For spring and summer skiing, ski crampons that attach under the ball of your foot to your specific, backcountry-skiing binding are extremely valuable. During the early morning hours of a ski ascent or when you're in the uphill portion of a high-country ski traverse, the spring/summer snows you are ascending or crossing are frequently firm from the night's freeze. Also as the morning progresses, there is often a period of time when a skin of warming corn snow on the surface of the snowpack slips easily on the firmer, frozen snows beneath as you traverse across a slope. In these conditions and more, there are frequently times when ski crampons make a huge difference in ease of travel as you ascend or traverse slopes.

For ski tourers using alpine-touring bindings (aka randonnee bindings)--which is now what most of the avid backcountry skiers in Central Washington are using-- both Dynafit and Fritschi make ski crampons that are specifically designed to work with their bindings. The teeth of the crampons can pivot up out of the snow when you're striding the ski forward and then are driven into the snow as you weight the ski. These dedicated crampons work well and your main concern is getting the model that's wide enough to work with the waist width of your ski. Having a crampons that's several millimeters too wide along each ski edge is much better than getting a crampon that just barely fits and is prone to gauging your sidewall if the crampon gets a tad off-center.

If you can't find or don't like the price of the dedicated crampons, there are crampons available from other parties to consider.  One such option is the universal Ski Crampon made by Voile. Chester Marler just applied a pair of these to one of his sets of backcountry skis and here's what he discovered:

I have a NAXO alpine-touring binding on one of my backcountry skis.  Because NAXO has gone out of business, the binding-specific ski crampon was not available. While researching alternatives on the internet I came across the Voile Universal ski crampon.  By chance I gave Leavenworth Mountain Sports a call and they had them available! The tech, Matt, quickly mounted them after a little grinding to accommodate the peculiarities of the NAXO, and I was ready to go. When we approached Panorama Point (on the approach to Camp Muir on Mt Rainier) Friday a.m. I put them on and started climbing. I thought they might be a bit inconvenient because they do not retract as you lift your foot, as a traditional binding-mounted crampon would, but it was not an issue. And because they were ski-mounted I could use the most elevated heel position as I climbed, and still retained the full bite of the crampon.

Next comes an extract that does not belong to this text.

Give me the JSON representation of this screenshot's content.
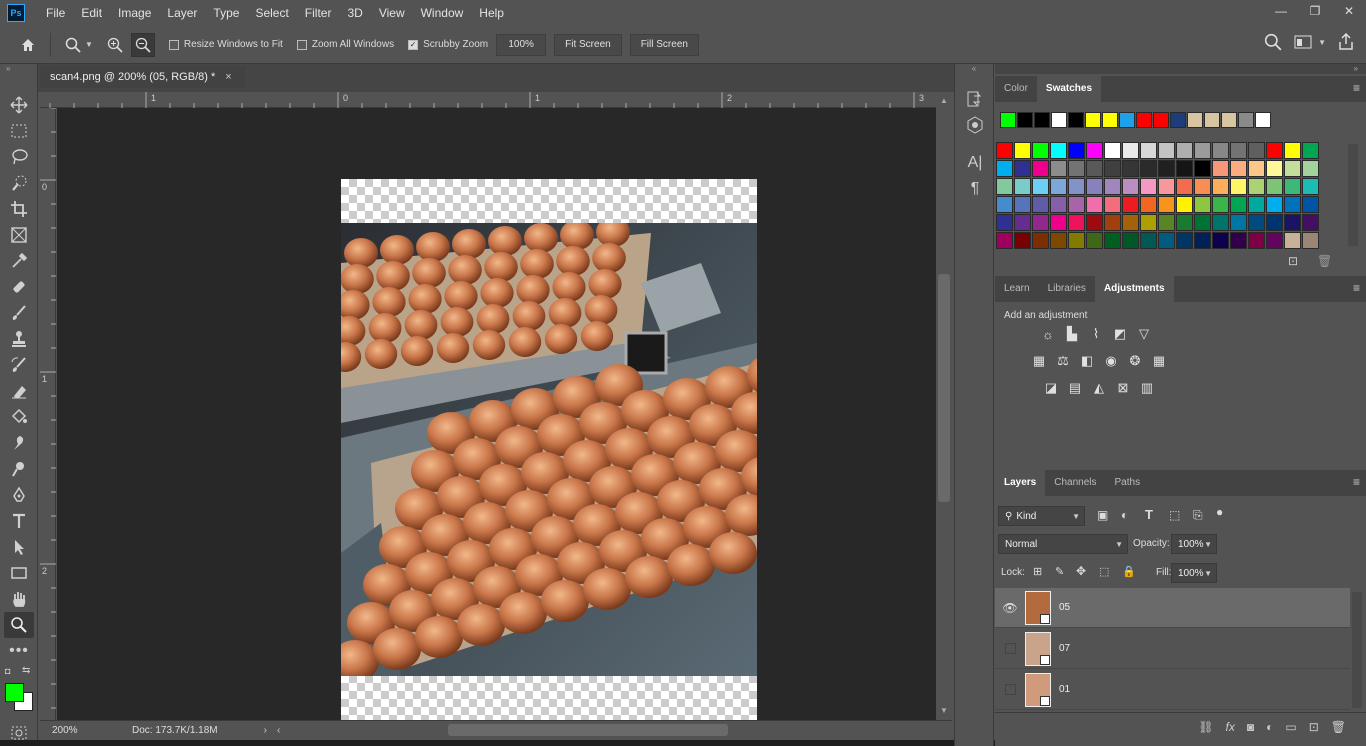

They were great, and all-in-all superior to my Fritschi-specific crampons on my other skis.  I believe I would prefer them on just about any binding setup, and they are simple to use. 

 If you've used any of these ski crampons or others, please give your thoughts about them as a 'Comment' below.